** Opening SUPPLIED ENTRIES block **

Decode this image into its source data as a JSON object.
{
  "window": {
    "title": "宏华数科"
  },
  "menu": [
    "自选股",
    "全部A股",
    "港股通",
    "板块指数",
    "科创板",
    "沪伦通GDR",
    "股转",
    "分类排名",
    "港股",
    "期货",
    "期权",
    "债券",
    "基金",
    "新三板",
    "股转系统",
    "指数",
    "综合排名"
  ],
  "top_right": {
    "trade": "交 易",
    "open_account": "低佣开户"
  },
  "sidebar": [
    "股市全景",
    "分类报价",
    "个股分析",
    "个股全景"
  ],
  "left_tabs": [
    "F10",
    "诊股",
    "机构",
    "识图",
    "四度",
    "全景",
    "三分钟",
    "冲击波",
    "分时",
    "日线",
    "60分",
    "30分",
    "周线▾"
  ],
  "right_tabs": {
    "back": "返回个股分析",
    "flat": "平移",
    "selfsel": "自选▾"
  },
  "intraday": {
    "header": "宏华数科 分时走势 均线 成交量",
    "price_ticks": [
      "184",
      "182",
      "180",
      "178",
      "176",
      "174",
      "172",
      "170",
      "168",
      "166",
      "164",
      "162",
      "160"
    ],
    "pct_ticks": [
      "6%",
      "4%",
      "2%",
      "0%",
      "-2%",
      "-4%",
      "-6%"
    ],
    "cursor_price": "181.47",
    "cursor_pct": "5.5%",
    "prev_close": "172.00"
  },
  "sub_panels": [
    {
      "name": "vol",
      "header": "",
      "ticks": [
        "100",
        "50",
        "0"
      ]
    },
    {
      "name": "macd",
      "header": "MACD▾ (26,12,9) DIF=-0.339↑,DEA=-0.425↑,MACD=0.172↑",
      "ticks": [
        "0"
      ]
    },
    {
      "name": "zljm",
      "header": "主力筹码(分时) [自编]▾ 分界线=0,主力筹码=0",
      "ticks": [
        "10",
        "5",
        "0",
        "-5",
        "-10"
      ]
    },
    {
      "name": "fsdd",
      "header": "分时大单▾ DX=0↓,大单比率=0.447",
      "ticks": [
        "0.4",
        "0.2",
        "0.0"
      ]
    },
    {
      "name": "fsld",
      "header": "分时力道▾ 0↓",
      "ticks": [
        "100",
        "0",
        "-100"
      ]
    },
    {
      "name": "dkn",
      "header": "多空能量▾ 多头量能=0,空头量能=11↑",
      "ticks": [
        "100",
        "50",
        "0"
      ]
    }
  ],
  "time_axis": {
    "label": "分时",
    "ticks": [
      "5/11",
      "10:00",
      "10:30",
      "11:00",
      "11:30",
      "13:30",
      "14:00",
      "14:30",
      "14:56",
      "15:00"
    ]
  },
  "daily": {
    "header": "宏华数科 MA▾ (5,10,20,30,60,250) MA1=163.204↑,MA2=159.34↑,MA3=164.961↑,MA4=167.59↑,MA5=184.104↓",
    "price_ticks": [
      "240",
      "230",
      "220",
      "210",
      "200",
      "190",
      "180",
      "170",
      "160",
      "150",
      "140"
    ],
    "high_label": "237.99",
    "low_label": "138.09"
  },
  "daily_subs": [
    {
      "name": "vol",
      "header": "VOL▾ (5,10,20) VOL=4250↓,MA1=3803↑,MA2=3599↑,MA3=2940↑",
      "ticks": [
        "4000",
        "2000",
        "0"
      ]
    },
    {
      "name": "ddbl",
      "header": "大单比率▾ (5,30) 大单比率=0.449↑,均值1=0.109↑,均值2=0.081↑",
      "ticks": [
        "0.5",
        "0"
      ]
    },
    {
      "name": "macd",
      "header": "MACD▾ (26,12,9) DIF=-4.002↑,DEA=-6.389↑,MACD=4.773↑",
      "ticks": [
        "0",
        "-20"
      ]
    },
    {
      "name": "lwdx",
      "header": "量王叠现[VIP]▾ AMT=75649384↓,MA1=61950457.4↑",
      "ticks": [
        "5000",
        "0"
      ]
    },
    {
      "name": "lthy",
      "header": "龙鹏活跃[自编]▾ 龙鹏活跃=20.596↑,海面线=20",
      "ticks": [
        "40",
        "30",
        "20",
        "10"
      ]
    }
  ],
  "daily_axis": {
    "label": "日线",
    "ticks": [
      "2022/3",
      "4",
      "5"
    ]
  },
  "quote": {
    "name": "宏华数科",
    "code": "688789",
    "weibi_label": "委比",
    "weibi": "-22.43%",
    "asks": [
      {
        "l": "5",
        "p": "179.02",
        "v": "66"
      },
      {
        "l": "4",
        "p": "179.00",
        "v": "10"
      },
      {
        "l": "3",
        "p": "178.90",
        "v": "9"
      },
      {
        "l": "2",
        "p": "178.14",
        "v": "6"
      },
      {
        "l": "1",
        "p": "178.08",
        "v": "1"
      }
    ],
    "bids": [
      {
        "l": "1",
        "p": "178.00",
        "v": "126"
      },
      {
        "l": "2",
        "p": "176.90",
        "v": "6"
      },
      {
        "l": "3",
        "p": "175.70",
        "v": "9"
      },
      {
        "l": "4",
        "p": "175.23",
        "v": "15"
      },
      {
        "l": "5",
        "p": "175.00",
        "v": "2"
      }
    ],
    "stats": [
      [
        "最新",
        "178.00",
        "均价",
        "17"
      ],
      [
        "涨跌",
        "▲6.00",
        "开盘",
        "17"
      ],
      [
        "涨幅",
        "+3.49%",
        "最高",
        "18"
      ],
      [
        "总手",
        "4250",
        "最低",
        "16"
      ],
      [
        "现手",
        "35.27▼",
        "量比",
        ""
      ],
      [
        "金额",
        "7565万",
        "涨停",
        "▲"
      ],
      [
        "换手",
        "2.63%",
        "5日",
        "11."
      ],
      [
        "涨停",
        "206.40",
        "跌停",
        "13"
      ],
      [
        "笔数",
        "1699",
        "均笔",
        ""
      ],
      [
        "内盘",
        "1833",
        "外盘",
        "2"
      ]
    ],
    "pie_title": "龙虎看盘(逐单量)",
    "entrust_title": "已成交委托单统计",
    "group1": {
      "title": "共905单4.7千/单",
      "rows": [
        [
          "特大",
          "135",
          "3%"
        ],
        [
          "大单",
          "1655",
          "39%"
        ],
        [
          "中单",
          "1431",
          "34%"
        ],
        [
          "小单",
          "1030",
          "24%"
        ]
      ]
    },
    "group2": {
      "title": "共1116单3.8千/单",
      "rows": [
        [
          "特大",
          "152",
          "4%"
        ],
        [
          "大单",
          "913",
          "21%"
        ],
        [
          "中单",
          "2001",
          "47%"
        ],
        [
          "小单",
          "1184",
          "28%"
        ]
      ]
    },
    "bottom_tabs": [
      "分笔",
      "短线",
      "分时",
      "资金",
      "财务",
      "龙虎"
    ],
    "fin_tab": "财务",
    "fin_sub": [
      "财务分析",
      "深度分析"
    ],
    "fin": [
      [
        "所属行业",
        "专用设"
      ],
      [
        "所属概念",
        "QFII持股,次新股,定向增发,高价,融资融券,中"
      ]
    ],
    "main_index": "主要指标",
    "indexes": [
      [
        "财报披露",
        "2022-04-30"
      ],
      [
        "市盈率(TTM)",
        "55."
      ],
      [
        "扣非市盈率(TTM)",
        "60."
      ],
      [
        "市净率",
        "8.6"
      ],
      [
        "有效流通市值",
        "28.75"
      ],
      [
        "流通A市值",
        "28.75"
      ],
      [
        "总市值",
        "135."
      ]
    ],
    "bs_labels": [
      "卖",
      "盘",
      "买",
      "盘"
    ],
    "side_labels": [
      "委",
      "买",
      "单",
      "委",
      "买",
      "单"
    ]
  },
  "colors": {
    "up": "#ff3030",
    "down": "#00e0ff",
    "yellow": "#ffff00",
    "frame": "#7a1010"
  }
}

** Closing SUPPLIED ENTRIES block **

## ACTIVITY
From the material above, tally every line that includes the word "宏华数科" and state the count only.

## EXERCISE OUTPUT
4